By contrast, the Scottish Government’s public position is that Holyrood has sufficient powers under existing arrangements to pass a bill and to hold a referendum at a time of its own choosing. Timing, and the form of question(s) put, are both expected to have a significant impact on the outcome – as is the voting age, with the SNP keen to include 16- and 17-year-olds who may be more likely, as a group, to vote Yes.
The extent of the Scottish Parliament’s powers is ultimately a matter for the courts and legal challenges to Scottish Acts are not unknown. There have been a number based on claimed breaches of the European Convention on Human Rights and others on a contention that the Parliament has strayed into areas of law that are ‘reserved’ to Westminster.
Key to answering the question of the Scottish Parliament’s powers to hold the referendum is the application of complex provisions of the Scotland Act 1998. It provides that an act of the Scottish Parliament is “not law” so far as any provision of it “relates to reserved matters”. Reserved matters – over which only Westminster has lawmaking powers – include “the Union of the Kingdoms of Scotland and England”. It is this reservation on which the UK Government relies.
The alternative view is that a referendum that does not (and could not) alter Scotland’s constitutional status cannot be said to ‘relate’ to reserved matters. That analysis relies in part on more detailed direction given by the Scotland Act. In particular, the courts are told that the question of whether a provision relates to reserved matters is to be determined by reference to the “purpose of the provision, having regard (among other things) to its effect in all the circumstances”. Quite how that is to be interpreted – how to establish the purpose of a provision and the “other things” that can be taken into account – is no easy task. It has been argued, however, that the referendum’s purpose is simply to gauge public opinion and that the Scottish Parliament is free to legislate on that basis.

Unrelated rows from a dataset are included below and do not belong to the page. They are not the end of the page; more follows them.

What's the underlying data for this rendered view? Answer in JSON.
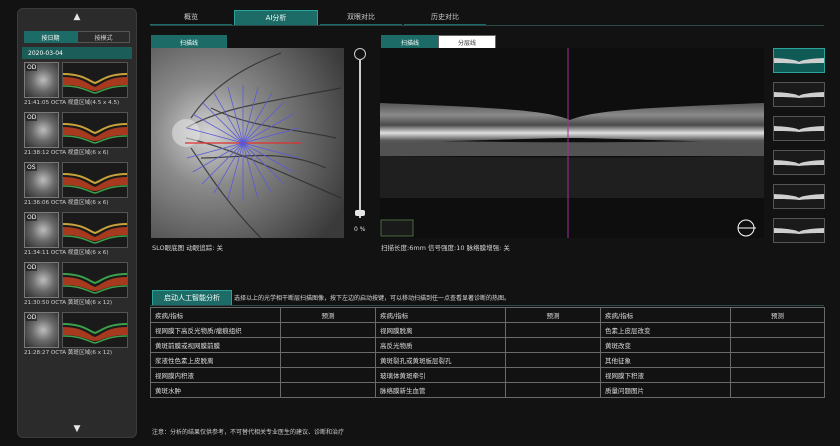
{
  "sidebar": {
    "tabs": [
      "按日期",
      "按模式"
    ],
    "date": "2020-03-04",
    "scans": [
      {
        "eye": "OD",
        "caption": "21:41:05 OCTA 视盘区域(4.5 x 4.5)",
        "octa": true
      },
      {
        "eye": "OD",
        "caption": "21:38:12 OCTA 视盘区域(6 x 6)",
        "octa": true
      },
      {
        "eye": "OS",
        "caption": "21:36:06 OCTA 视盘区域(6 x 6)",
        "octa": true
      },
      {
        "eye": "OD",
        "caption": "21:34:11 OCTA 视盘区域(6 x 6)",
        "octa": true
      },
      {
        "eye": "OD",
        "caption": "21:30:50 OCTA 黄斑区域(6 x 12)",
        "octa": false
      },
      {
        "eye": "OD",
        "caption": "21:28:27 OCTA 黄斑区域(6 x 12)",
        "octa": false
      }
    ]
  },
  "top_tabs": [
    "概览",
    "AI分析",
    "双眼对比",
    "历史对比"
  ],
  "slo": {
    "tab": "扫描线",
    "caption": "SLO眼底图    动眼追踪: 关",
    "brightness": "0 %"
  },
  "bscan": {
    "tabs": [
      "扫描线",
      "分层线"
    ],
    "caption": "扫描长度:6mm    信号强度:10    脉络膜增强: 关"
  },
  "ai": {
    "button": "启动人工智能分析",
    "hint": "选择以上的光学相干断层扫描图像，按下左边的启动按键，可以移动扫描到任一点查看显著诊断的热图。",
    "headers": [
      "疾病/指标",
      "预测"
    ],
    "rows": [
      [
        "视网膜下高反光物质/瘤痕组织",
        "",
        "视网膜脱离",
        "",
        "色素上皮层改变",
        ""
      ],
      [
        "黄斑前膜或视网膜前膜",
        "",
        "高反光物质",
        "",
        "黄斑改变",
        ""
      ],
      [
        "浆液性色素上皮脱离",
        "",
        "黄斑裂孔或黄斑板层裂孔",
        "",
        "其他征象",
        ""
      ],
      [
        "视网膜内积液",
        "",
        "玻璃体黄斑牵引",
        "",
        "视网膜下积液",
        ""
      ],
      [
        "黄斑水肿",
        "",
        "脉络膜新生血管",
        "",
        "质量问题图片",
        ""
      ]
    ],
    "note": "注意：分析的结果仅供参考，不可替代相关专业医生的建议、诊断和治疗"
  }
}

There are likely as many views on the legality of a referendum as there are lawyers available to express them and it remains to be seen whether doubts are eliminated by an extension of powers to the Scottish Parliament or if the proposed conditions of grant prove unpalatable to the Scottish Government. Ultimately, however, the lawyers, and the legal arguments, will need to give way to the views of the Scottish people. Needless to say, watch this space.